## Work instruction
All records that follow are to be restated exactly.

## Dataset
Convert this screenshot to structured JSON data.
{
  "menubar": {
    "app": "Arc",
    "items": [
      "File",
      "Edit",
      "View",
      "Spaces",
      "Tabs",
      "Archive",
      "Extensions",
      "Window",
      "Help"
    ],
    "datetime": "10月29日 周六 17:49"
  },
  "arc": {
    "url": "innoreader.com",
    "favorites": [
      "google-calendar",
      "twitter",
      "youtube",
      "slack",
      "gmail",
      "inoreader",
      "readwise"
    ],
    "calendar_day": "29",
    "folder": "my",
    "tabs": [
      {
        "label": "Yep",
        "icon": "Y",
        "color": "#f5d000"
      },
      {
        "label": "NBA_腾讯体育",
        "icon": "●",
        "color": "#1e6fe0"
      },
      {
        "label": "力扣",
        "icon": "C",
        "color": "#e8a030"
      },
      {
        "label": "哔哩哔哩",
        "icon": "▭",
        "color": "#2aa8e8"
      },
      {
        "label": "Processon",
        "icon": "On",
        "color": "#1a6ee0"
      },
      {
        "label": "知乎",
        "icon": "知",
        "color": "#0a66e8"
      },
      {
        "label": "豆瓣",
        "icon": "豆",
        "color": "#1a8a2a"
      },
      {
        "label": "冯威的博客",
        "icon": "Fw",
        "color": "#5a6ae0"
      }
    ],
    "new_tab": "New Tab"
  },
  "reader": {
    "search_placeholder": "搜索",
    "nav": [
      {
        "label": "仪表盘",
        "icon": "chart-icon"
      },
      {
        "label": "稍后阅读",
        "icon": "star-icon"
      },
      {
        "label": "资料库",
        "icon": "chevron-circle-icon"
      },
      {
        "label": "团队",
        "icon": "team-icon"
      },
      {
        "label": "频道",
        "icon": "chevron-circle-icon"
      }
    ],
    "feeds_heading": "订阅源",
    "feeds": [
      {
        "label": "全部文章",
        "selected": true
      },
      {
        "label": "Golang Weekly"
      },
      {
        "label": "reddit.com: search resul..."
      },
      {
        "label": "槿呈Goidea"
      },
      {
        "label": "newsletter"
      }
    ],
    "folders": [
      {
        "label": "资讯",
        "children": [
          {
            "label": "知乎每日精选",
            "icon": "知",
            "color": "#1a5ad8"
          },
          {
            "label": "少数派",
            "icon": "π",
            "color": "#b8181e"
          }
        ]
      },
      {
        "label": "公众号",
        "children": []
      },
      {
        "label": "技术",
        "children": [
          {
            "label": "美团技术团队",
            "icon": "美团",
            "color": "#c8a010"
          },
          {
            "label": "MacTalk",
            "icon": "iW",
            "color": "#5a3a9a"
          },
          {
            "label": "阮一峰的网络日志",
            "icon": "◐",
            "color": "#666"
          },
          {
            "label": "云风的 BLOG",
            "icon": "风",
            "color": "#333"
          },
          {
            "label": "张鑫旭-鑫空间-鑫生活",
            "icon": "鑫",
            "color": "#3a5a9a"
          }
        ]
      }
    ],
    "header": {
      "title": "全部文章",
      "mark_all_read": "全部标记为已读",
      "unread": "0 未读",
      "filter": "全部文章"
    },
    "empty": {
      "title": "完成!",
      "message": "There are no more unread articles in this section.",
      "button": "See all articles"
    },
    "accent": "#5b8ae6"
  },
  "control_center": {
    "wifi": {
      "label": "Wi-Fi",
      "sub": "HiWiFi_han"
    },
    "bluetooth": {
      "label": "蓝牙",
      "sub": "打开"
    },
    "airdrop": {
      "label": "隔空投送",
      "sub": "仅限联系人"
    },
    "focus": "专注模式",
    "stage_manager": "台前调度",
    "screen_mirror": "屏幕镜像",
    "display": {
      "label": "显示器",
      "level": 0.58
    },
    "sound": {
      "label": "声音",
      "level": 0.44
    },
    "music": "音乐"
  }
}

## Answer section
Convert this screenshot to structured JSON data.
{
  "menubar": {
    "app": "Arc",
    "items": [
      "File",
      "Edit",
      "View",
      "Spaces",
      "Tabs",
      "Archive",
      "Extensions",
      "Window",
      "Help"
    ],
    "datetime": "10月29日 周六 17:49"
  },
  "arc": {
    "url": "innoreader.com",
    "favorites": [
      "google-calendar",
      "twitter",
      "youtube",
      "slack",
      "gmail",
      "inoreader",
      "readwise"
    ],
    "calendar_day": "29",
    "folder": "my",
    "tabs": [
      {
        "label": "Yep",
        "icon": "Y",
        "color": "#f5d000"
      },
      {
        "label": "NBA_腾讯体育",
        "icon": "●",
        "color": "#1e6fe0"
      },
      {
        "label": "力扣",
        "icon": "C",
        "color": "#e8a030"
      },
      {
        "label": "哔哩哔哩",
        "icon": "▭",
        "color": "#2aa8e8"
      },
      {
        "label": "Processon",
        "icon": "On",
        "color": "#1a6ee0"
      },
      {
        "label": "知乎",
        "icon": "知",
        "color": "#0a66e8"
      },
      {
        "label": "豆瓣",
        "icon": "豆",
        "color": "#1a8a2a"
      },
      {
        "label": "冯威的博客",
        "icon": "Fw",
        "color": "#5a6ae0"
      }
    ],
    "new_tab": "New Tab"
  },
  "reader": {
    "search_placeholder": "搜索",
    "nav": [
      {
        "label": "仪表盘",
        "icon": "chart-icon"
      },
      {
        "label": "稍后阅读",
        "icon": "star-icon"
      },
      {
        "label": "资料库",
        "icon": "chevron-circle-icon"
      },
      {
        "label": "团队",
        "icon": "team-icon"
      },
      {
        "label": "频道",
        "icon": "chevron-circle-icon"
      }
    ],
    "feeds_heading": "订阅源",
    "feeds": [
      {
        "label": "全部文章",
        "selected": true
      },
      {
        "label": "Golang Weekly"
      },
      {
        "label": "reddit.com: search resul..."
      },
      {
        "label": "槿呈Goidea"
      },
      {
        "label": "newsletter"
      }
    ],
    "folders": [
      {
        "label": "资讯",
        "children": [
          {
            "label": "知乎每日精选",
            "icon": "知",
            "color": "#1a5ad8"
          },
          {
            "label": "少数派",
            "icon": "π",
            "color": "#b8181e"
          }
        ]
      },
      {
        "label": "公众号",
        "children": []
      },
      {
        "label": "技术",
        "children": [
          {
            "label": "美团技术团队",
            "icon": "美团",
            "color": "#c8a010"
          },
          {
            "label": "MacTalk",
            "icon": "iW",
            "color": "#5a3a9a"
          },
          {
            "label": "阮一峰的网络日志",
            "icon": "◐",
            "color": "#666"
          },
          {
            "label": "云风的 BLOG",
            "icon": "风",
            "color": "#333"
          },
          {
            "label": "张鑫旭-鑫空间-鑫生活",
            "icon": "鑫",
            "color": "#3a5a9a"
          }
        ]
      }
    ],
    "header": {
      "title": "全部文章",
      "mark_all_read": "全部标记为已读",
      "unread": "0 未读",
      "filter": "全部文章"
    },
    "empty": {
      "title": "完成!",
      "message": "There are no more unread articles in this section.",
      "button": "See all articles"
    },
    "accent": "#5b8ae6"
  },
  "control_center": {
    "wifi": {
      "label": "Wi-Fi",
      "sub": "HiWiFi_han"
    },
    "bluetooth": {
      "label": "蓝牙",
      "sub": "打开"
    },
    "airdrop": {
      "label": "隔空投送",
      "sub": "仅限联系人"
    },
    "focus": "专注模式",
    "stage_manager": "台前调度",
    "screen_mirror": "屏幕镜像",
    "display": {
      "label": "显示器",
      "level": 0.58
    },
    "sound": {
      "label": "声音",
      "level": 0.44
    },
    "music": "音乐"
  }
}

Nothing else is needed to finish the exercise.